ASSIGNED TASK →
Set down all of the records word for word.
'''
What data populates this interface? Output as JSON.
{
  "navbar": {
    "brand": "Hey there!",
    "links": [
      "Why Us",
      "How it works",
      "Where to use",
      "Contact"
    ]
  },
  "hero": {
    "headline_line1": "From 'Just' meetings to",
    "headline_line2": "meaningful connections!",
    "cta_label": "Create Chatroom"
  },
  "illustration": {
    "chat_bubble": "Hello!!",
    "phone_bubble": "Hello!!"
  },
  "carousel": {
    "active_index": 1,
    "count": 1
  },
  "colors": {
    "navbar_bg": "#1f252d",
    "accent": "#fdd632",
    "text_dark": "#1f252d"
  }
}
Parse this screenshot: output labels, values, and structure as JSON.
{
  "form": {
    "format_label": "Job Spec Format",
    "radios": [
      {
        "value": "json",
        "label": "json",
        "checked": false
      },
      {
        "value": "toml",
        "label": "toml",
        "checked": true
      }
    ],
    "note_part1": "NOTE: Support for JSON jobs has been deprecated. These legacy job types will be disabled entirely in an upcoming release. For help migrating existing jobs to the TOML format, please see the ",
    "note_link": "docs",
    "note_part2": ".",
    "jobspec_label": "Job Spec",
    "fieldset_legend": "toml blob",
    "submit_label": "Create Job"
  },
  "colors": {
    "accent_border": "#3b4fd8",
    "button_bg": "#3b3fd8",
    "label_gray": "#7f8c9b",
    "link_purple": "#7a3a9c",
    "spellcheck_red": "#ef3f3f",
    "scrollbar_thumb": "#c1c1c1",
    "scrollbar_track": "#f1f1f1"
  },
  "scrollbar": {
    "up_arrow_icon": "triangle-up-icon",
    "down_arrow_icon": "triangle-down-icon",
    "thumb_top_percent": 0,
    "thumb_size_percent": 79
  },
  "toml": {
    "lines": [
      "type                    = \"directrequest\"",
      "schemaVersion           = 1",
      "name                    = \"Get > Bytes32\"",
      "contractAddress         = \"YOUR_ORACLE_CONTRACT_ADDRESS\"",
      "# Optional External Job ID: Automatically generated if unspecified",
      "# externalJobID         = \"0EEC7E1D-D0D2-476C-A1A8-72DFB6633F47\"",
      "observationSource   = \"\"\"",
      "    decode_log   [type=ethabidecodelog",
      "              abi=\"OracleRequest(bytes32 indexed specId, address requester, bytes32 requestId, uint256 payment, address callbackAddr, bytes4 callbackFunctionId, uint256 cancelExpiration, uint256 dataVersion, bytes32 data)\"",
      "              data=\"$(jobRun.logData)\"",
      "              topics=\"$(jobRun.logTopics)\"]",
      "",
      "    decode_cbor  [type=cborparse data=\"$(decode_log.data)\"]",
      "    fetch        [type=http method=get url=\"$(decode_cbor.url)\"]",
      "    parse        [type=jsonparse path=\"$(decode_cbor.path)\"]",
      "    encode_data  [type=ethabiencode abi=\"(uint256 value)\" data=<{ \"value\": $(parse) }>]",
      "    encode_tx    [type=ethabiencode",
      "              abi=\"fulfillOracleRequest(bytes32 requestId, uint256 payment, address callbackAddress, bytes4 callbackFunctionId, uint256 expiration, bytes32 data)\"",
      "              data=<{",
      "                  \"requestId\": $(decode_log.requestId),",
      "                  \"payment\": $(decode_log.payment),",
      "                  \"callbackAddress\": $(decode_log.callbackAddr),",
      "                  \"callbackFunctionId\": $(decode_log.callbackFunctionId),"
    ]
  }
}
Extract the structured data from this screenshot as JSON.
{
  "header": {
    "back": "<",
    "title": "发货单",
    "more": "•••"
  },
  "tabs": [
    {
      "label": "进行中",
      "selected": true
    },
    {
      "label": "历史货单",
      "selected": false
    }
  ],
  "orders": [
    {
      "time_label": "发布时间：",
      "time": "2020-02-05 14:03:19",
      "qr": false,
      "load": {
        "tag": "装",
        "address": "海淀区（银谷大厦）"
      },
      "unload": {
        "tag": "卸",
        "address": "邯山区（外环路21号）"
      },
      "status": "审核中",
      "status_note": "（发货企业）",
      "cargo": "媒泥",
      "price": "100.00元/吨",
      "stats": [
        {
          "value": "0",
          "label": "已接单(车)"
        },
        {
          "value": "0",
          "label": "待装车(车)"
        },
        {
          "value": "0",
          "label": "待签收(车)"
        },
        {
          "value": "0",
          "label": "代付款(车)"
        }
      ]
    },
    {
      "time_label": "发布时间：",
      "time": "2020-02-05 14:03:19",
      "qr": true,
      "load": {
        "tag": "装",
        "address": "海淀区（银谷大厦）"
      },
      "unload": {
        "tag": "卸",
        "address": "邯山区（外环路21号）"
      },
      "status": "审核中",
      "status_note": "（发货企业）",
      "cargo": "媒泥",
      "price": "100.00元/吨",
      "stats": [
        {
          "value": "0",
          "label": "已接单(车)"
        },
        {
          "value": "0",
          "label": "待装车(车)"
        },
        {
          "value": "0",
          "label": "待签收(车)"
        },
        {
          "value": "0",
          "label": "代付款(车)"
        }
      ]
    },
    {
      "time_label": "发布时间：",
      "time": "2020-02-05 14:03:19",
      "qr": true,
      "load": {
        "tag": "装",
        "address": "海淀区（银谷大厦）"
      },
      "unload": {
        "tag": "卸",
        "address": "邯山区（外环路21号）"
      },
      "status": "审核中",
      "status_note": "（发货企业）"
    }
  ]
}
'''
OUTPUT OF THE EXERCISE →
What data populates this interface? Output as JSON.
{
  "navbar": {
    "brand": "Hey there!",
    "links": [
      "Why Us",
      "How it works",
      "Where to use",
      "Contact"
    ]
  },
  "hero": {
    "headline_line1": "From 'Just' meetings to",
    "headline_line2": "meaningful connections!",
    "cta_label": "Create Chatroom"
  },
  "illustration": {
    "chat_bubble": "Hello!!",
    "phone_bubble": "Hello!!"
  },
  "carousel": {
    "active_index": 1,
    "count": 1
  },
  "colors": {
    "navbar_bg": "#1f252d",
    "accent": "#fdd632",
    "text_dark": "#1f252d"
  }
}
Parse this screenshot: output labels, values, and structure as JSON.
{
  "form": {
    "format_label": "Job Spec Format",
    "radios": [
      {
        "value": "json",
        "label": "json",
        "checked": false
      },
      {
        "value": "toml",
        "label": "toml",
        "checked": true
      }
    ],
    "note_part1": "NOTE: Support for JSON jobs has been deprecated. These legacy job types will be disabled entirely in an upcoming release. For help migrating existing jobs to the TOML format, please see the ",
    "note_link": "docs",
    "note_part2": ".",
    "jobspec_label": "Job Spec",
    "fieldset_legend": "toml blob",
    "submit_label": "Create Job"
  },
  "colors": {
    "accent_border": "#3b4fd8",
    "button_bg": "#3b3fd8",
    "label_gray": "#7f8c9b",
    "link_purple": "#7a3a9c",
    "spellcheck_red": "#ef3f3f",
    "scrollbar_thumb": "#c1c1c1",
    "scrollbar_track": "#f1f1f1"
  },
  "scrollbar": {
    "up_arrow_icon": "triangle-up-icon",
    "down_arrow_icon": "triangle-down-icon",
    "thumb_top_percent": 0,
    "thumb_size_percent": 79
  },
  "toml": {
    "lines": [
      "type                    = \"directrequest\"",
      "schemaVersion           = 1",
      "name                    = \"Get > Bytes32\"",
      "contractAddress         = \"YOUR_ORACLE_CONTRACT_ADDRESS\"",
      "# Optional External Job ID: Automatically generated if unspecified",
      "# externalJobID         = \"0EEC7E1D-D0D2-476C-A1A8-72DFB6633F47\"",
      "observationSource   = \"\"\"",
      "    decode_log   [type=ethabidecodelog",
      "              abi=\"OracleRequest(bytes32 indexed specId, address requester, bytes32 requestId, uint256 payment, address callbackAddr, bytes4 callbackFunctionId, uint256 cancelExpiration, uint256 dataVersion, bytes32 data)\"",
      "              data=\"$(jobRun.logData)\"",
      "              topics=\"$(jobRun.logTopics)\"]",
      "",
      "    decode_cbor  [type=cborparse data=\"$(decode_log.data)\"]",
      "    fetch        [type=http method=get url=\"$(decode_cbor.url)\"]",
      "    parse        [type=jsonparse path=\"$(decode_cbor.path)\"]",
      "    encode_data  [type=ethabiencode abi=\"(uint256 value)\" data=<{ \"value\": $(parse) }>]",
      "    encode_tx    [type=ethabiencode",
      "              abi=\"fulfillOracleRequest(bytes32 requestId, uint256 payment, address callbackAddress, bytes4 callbackFunctionId, uint256 expiration, bytes32 data)\"",
      "              data=<{",
      "                  \"requestId\": $(decode_log.requestId),",
      "                  \"payment\": $(decode_log.payment),",
      "                  \"callbackAddress\": $(decode_log.callbackAddr),",
      "                  \"callbackFunctionId\": $(decode_log.callbackFunctionId),"
    ]
  }
}
Extract the structured data from this screenshot as JSON.
{
  "header": {
    "back": "<",
    "title": "发货单",
    "more": "•••"
  },
  "tabs": [
    {
      "label": "进行中",
      "selected": true
    },
    {
      "label": "历史货单",
      "selected": false
    }
  ],
  "orders": [
    {
      "time_label": "发布时间：",
      "time": "2020-02-05 14:03:19",
      "qr": false,
      "load": {
        "tag": "装",
        "address": "海淀区（银谷大厦）"
      },
      "unload": {
        "tag": "卸",
        "address": "邯山区（外环路21号）"
      },
      "status": "审核中",
      "status_note": "（发货企业）",
      "cargo": "媒泥",
      "price": "100.00元/吨",
      "stats": [
        {
          "value": "0",
          "label": "已接单(车)"
        },
        {
          "value": "0",
          "label": "待装车(车)"
        },
        {
          "value": "0",
          "label": "待签收(车)"
        },
        {
          "value": "0",
          "label": "代付款(车)"
        }
      ]
    },
    {
      "time_label": "发布时间：",
      "time": "2020-02-05 14:03:19",
      "qr": true,
      "load": {
        "tag": "装",
        "address": "海淀区（银谷大厦）"
      },
      "unload": {
        "tag": "卸",
        "address": "邯山区（外环路21号）"
      },
      "status": "审核中",
      "status_note": "（发货企业）",
      "cargo": "媒泥",
      "price": "100.00元/吨",
      "stats": [
        {
          "value": "0",
          "label": "已接单(车)"
        },
        {
          "value": "0",
          "label": "待装车(车)"
        },
        {
          "value": "0",
          "label": "待签收(车)"
        },
        {
          "value": "0",
          "label": "代付款(车)"
        }
      ]
    },
    {
      "time_label": "发布时间：",
      "time": "2020-02-05 14:03:19",
      "qr": true,
      "load": {
        "tag": "装",
        "address": "海淀区（银谷大厦）"
      },
      "unload": {
        "tag": "卸",
        "address": "邯山区（外环路21号）"
      },
      "status": "审核中",
      "status_note": "（发货企业）"
    }
  ]
}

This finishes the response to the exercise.